Today I modified the TaskTimer script and made some enhancements on the Twitter bot.
I also spent some time reflecting on the journey. You can read what I have done and learned so far from the post linked below.
I decided to make a more robust schedule for coding. My base plan right now is:
- Read a chapter of EJS in two days. Then do the exercises on the third day.
- Do at least ten challenges at FCC every day.
- Watch a programming related YouTube video or listen to a podcast
This is just the base plan and I'm adding some "spice" to the mix. The spice can be anything that I want to do on that particular day.
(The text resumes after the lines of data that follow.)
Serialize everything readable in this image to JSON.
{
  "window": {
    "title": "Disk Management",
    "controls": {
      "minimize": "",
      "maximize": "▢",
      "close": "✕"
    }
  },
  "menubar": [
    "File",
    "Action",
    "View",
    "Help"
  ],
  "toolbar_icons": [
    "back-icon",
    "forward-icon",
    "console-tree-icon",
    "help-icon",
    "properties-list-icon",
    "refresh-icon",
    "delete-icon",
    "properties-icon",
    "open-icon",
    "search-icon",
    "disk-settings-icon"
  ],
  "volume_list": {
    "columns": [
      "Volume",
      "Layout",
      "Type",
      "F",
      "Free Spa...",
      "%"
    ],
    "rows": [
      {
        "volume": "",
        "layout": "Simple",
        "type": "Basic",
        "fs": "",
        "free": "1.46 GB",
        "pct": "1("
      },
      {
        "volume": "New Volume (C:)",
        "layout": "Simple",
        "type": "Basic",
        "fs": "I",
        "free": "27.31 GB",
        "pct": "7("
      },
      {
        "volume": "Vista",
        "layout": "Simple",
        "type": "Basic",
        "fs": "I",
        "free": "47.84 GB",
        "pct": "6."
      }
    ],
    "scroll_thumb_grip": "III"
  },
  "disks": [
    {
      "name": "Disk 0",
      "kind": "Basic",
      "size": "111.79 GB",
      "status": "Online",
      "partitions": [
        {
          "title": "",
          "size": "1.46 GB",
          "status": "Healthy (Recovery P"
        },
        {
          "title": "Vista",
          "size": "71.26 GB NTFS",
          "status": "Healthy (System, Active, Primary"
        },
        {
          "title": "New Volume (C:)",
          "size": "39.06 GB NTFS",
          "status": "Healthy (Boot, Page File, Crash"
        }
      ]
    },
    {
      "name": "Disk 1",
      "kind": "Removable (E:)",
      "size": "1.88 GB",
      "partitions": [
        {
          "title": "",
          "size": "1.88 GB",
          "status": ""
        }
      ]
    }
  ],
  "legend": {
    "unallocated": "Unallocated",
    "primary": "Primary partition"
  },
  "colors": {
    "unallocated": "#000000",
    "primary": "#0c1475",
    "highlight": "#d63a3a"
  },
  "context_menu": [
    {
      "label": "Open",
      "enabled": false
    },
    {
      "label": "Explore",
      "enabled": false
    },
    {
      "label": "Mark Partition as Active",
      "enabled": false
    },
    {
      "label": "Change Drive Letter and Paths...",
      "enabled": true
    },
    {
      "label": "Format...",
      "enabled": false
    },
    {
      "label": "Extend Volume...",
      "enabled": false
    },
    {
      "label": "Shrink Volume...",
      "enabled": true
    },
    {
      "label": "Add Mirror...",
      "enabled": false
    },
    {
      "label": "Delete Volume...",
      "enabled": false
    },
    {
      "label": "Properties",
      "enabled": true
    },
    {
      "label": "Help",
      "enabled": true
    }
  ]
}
I'll keep this at the beginning of my writings and change it as I see fit.
I encourage everyone to make a plan.
- Added a way to get total times for different tasks
- Added an error check so that the bot doesn't crash
Task 'TaskTimer'. Elapsed time 1 h 28 min 4 s
Task 'Twitter bot'. Elapsed time: 0 h 22 min 53 s
As I said in the study plan, from now on I'm going to watch a programming related video every day. I'll share them here so that others can watch them also.
Python if __name__
I wondered what does the Python syntax of " if __name__ == “__main__”: " mean? I found a great answer on Stack Overflow:
Given the following code, what does the
if __name__ == "__main__": do?
# Threading example import time, thread def myfunction(string, sleeptime, lock, *args): while True: lock.acquire() time.sleep(sleeptime) lock.release() time.sleep(sleeptime) if __name__ == "__main__": lock = thread.allocate_lock() thread.start_new_thread(myfunction, ("Thread #: 1", 2, lock)) thread.start_new_thread(myfunction, ("Thread #: 2", 2, lock))
Watched this funny and educational video on sorting algorithms. The algorithms competed against each other on different races and it had the feel of a great sporting event.
The learning environment which comes with the book makes the experience ten times better. Using the word "book" is a bit misleading. There are lots of code examples that the reader can run in the browser and there are plenty of exercises at the end of chapters.
And the best part? The book is totally free!
A platform for coding challenges. I enjoyed trying it and have read some positive things about Exercism. I liked the way the problems are solved. It requires using your own IDE and the terminal which felt like I was programming like the big boys.
A great open-source resource for becoming a full-stack developer. It starts with the very basics and gets going after that. Really enjoyed it and look forward to doing more of the lessons.
Have a great day and see you all tomorrow!